How would you teach the concept of stress to a 5-year-old?
Today our 5yo son was having trouble listening and following directions to get prepped to go sledding with our friends.
My wife asked if he felt stressed and decided to show him what that meant.
She went to the sink and grabbed a glass.
She said, "What's this?"
He knew. "A glass."
"That's right. And if I'm mad that my sister did something to me, I might fill it up a little."
She proceeds to fill it up about 1/4 of the way.
She continues. "And then, if mama tells me to do something and I don't want to..."
She fills it more, this time closer to the top.
"And then... even little things, like your socks not feeling good..."
She continues filling it until the cup starts to overflow.
"What happens then?"
He knows. "It overflows."
"That's right! That's what stress means. Sometimes when things we don't like happen again and again and we don't relax our body, it builds up. That's when even little things can make our bodies overflow. Do you understand what I'm trying to teach you?"
Later as we were leaving, his sister is having a fit.
He perks up:
"I think her cup is overflowing."
He was able to take that new connection and use it to explain what was happening in the world.
My wife could have explained stress in more abstract terms but she didn't, she created a learning experience.
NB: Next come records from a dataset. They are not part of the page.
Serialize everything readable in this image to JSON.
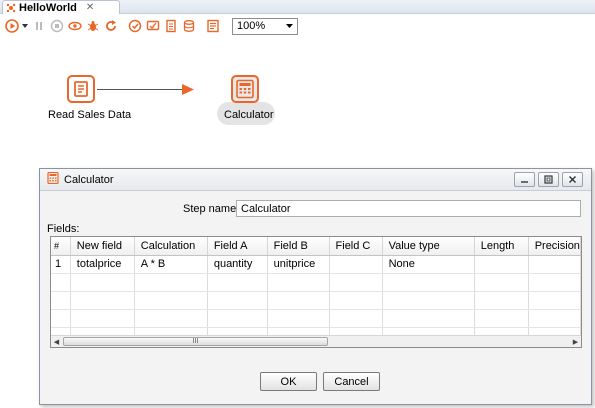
{
  "tab": {
    "title": "HelloWorld",
    "close": "✕"
  },
  "toolbar": {
    "zoom": "100%"
  },
  "canvas": {
    "steps": [
      {
        "label": "Read Sales Data",
        "icon": "table-input-icon"
      },
      {
        "label": "Calculator",
        "icon": "calculator-icon"
      }
    ]
  },
  "dialog": {
    "title": "Calculator",
    "step_name_label": "Step name",
    "step_name_value": "Calculator",
    "fields_label": "Fields:",
    "columns": [
      "#",
      "New field",
      "Calculation",
      "Field A",
      "Field B",
      "Field C",
      "Value type",
      "Length",
      "Precision"
    ],
    "rows": [
      [
        "1",
        "totalprice",
        "A * B",
        "quantity",
        "unitprice",
        "",
        "None",
        "",
        ""
      ]
    ],
    "scroll_thumb": "III",
    "ok_label": "OK",
    "cancel_label": "Cancel"
  },
  "colors": {
    "accent": "#e9672a"
  }
}
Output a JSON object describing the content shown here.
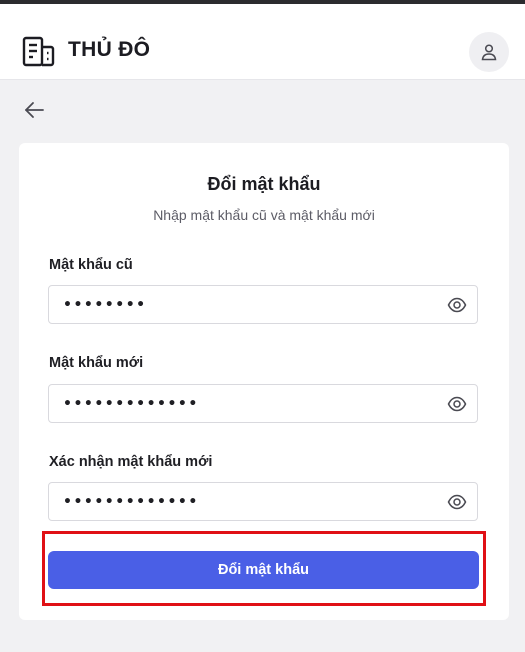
{
  "header": {
    "app_title": "THỦ ĐÔ"
  },
  "card": {
    "title": "Đổi mật khẩu",
    "subtitle": "Nhập mật khẩu cũ và mật khẩu mới"
  },
  "fields": {
    "old_password": {
      "label": "Mật khẩu cũ",
      "value": "••••••••"
    },
    "new_password": {
      "label": "Mật khẩu mới",
      "value": "•••••••••••••"
    },
    "confirm_password": {
      "label": "Xác nhận mật khẩu mới",
      "value": "•••••••••••••"
    }
  },
  "submit": {
    "label": "Đổi mật khẩu"
  },
  "colors": {
    "primary": "#4a5fe6",
    "highlight": "#e01015"
  }
}
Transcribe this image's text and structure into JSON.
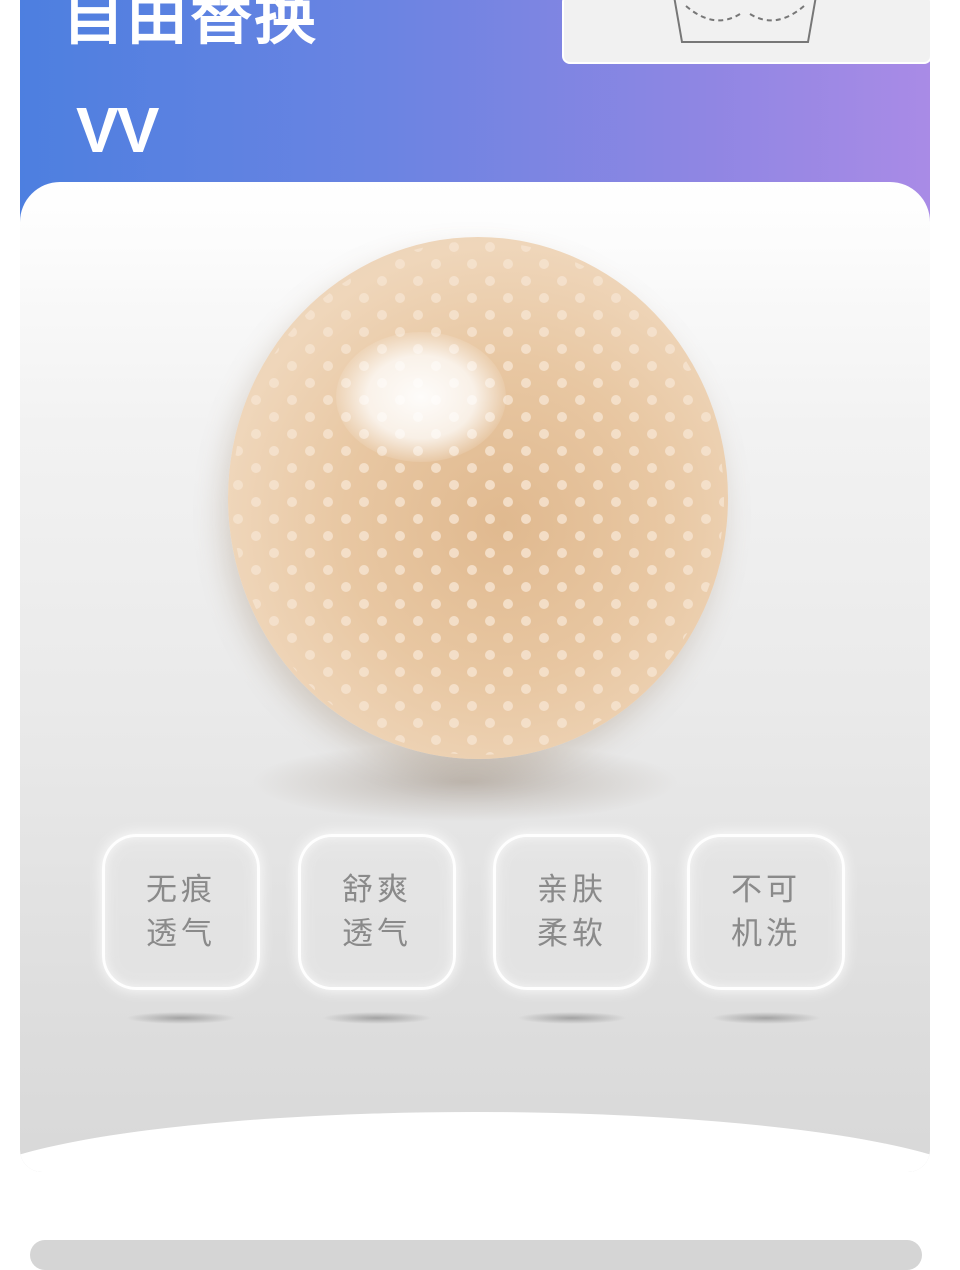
{
  "header": {
    "title": "自由替换",
    "subtitle": "VV"
  },
  "colors": {
    "banner_start": "#4d7fe0",
    "banner_end": "#a98be6",
    "pad": "#e8c7a2",
    "tile_text": "#8a8a8a"
  },
  "features": [
    {
      "label": "无痕透气"
    },
    {
      "label": "舒爽透气"
    },
    {
      "label": "亲肤柔软"
    },
    {
      "label": "不可机洗"
    }
  ]
}
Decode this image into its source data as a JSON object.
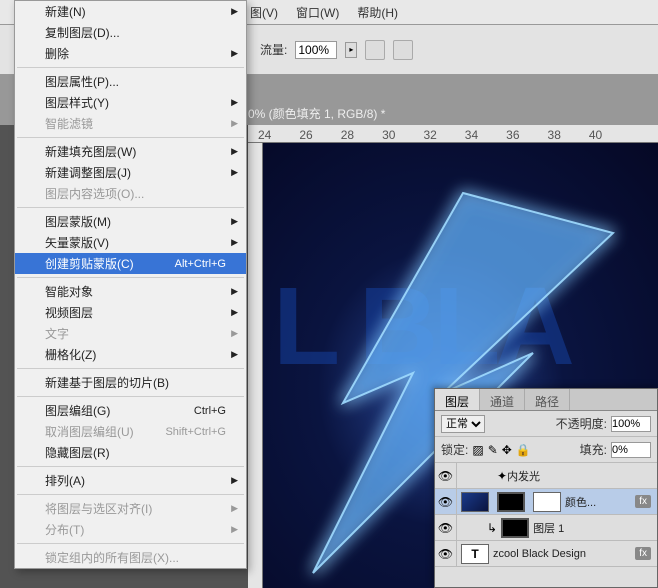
{
  "topmenu": {
    "view": "图(V)",
    "window": "窗口(W)",
    "help": "帮助(H)"
  },
  "toolbar": {
    "flow_label": "流量:",
    "flow_value": "100%"
  },
  "doc": {
    "title": "0% (颜色填充 1, RGB/8) *"
  },
  "ruler": [
    "24",
    "26",
    "28",
    "30",
    "32",
    "34",
    "36",
    "38",
    "40"
  ],
  "bgtext": "L BLA",
  "menu": {
    "new": "新建(N)",
    "copy": "复制图层(D)...",
    "delete": "删除",
    "props": "图层属性(P)...",
    "style": "图层样式(Y)",
    "smart": "智能滤镜",
    "fill": "新建填充图层(W)",
    "adjust": "新建调整图层(J)",
    "content": "图层内容选项(O)...",
    "mask": "图层蒙版(M)",
    "vmask": "矢量蒙版(V)",
    "clip": "创建剪贴蒙版(C)",
    "clip_sc": "Alt+Ctrl+G",
    "smartobj": "智能对象",
    "video": "视频图层",
    "text": "文字",
    "raster": "栅格化(Z)",
    "slice": "新建基于图层的切片(B)",
    "group": "图层编组(G)",
    "group_sc": "Ctrl+G",
    "ungroup": "取消图层编组(U)",
    "ungroup_sc": "Shift+Ctrl+G",
    "hide": "隐藏图层(R)",
    "arrange": "排列(A)",
    "align": "将图层与选区对齐(I)",
    "dist": "分布(T)",
    "lock": "锁定组内的所有图层(X)..."
  },
  "panel": {
    "tab1": "图层",
    "tab2": "通道",
    "tab3": "路径",
    "mode": "正常",
    "opacity_lbl": "不透明度:",
    "opacity": "100%",
    "lock_lbl": "锁定:",
    "fill_lbl": "填充:",
    "fill": "0%",
    "glow": "内发光",
    "l1": "颜色...",
    "l2": "图层 1",
    "l3": "zcool Black Design"
  }
}
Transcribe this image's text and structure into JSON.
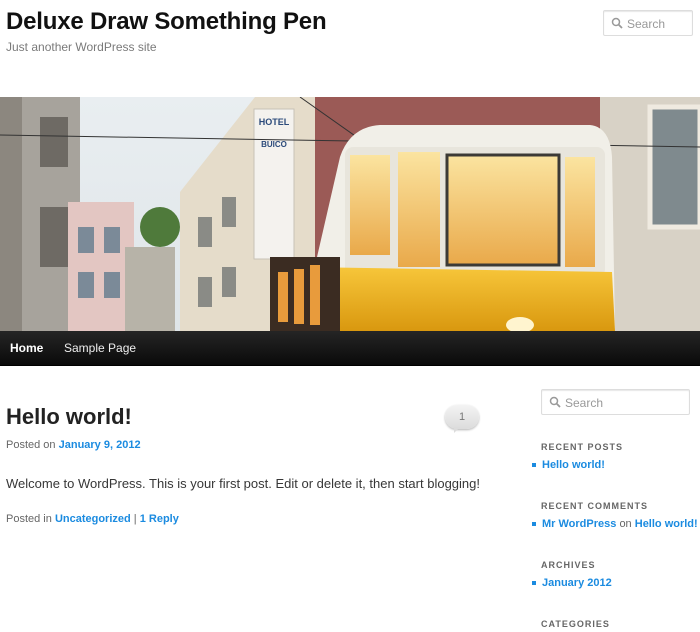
{
  "site": {
    "title": "Deluxe Draw Something Pen",
    "tagline": "Just another WordPress site"
  },
  "header_search": {
    "placeholder": "Search",
    "icon": "search-icon"
  },
  "nav": {
    "items": [
      {
        "label": "Home"
      },
      {
        "label": "Sample Page"
      }
    ]
  },
  "post": {
    "title": "Hello world!",
    "comment_count": "1",
    "posted_on_prefix": "Posted on",
    "date": "January 9, 2012",
    "content": "Welcome to WordPress. This is your first post. Edit or delete it, then start blogging!",
    "posted_in_prefix": "Posted in",
    "category": "Uncategorized",
    "separator": "|",
    "reply_link": "1 Reply"
  },
  "sidebar": {
    "search_placeholder": "Search",
    "recent_posts": {
      "title": "RECENT POSTS",
      "items": [
        "Hello world!"
      ]
    },
    "recent_comments": {
      "title": "RECENT COMMENTS",
      "author": "Mr WordPress",
      "on": "on",
      "post": "Hello world!"
    },
    "archives": {
      "title": "ARCHIVES",
      "items": [
        "January 2012"
      ]
    },
    "categories": {
      "title": "CATEGORIES"
    }
  },
  "banner": {
    "sign_text": "HOTEL BUICO ATLANTICO"
  },
  "colors": {
    "link": "#1b8be0",
    "nav_bg": "#111111",
    "tram_yellow": "#f2b51b"
  }
}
She used a metaphor that turned the idea of stress into something clear and concrete that a 5-year-old could comprehend.
When you're teaching a concept to your audience, you need to meet them where they're at – it's not about showcasing how much of an expert you are.
Instead, designing learning experiences means being human-centered. In this case, it meant simplifying a complex concept and visualizing it so a 5-year-old could comprehend. Describing a concept using a visual metaphor creates a picture in the learner's mind. When they experience the concept in action, that picture shows up and they can recognize it.
Have a lovely day,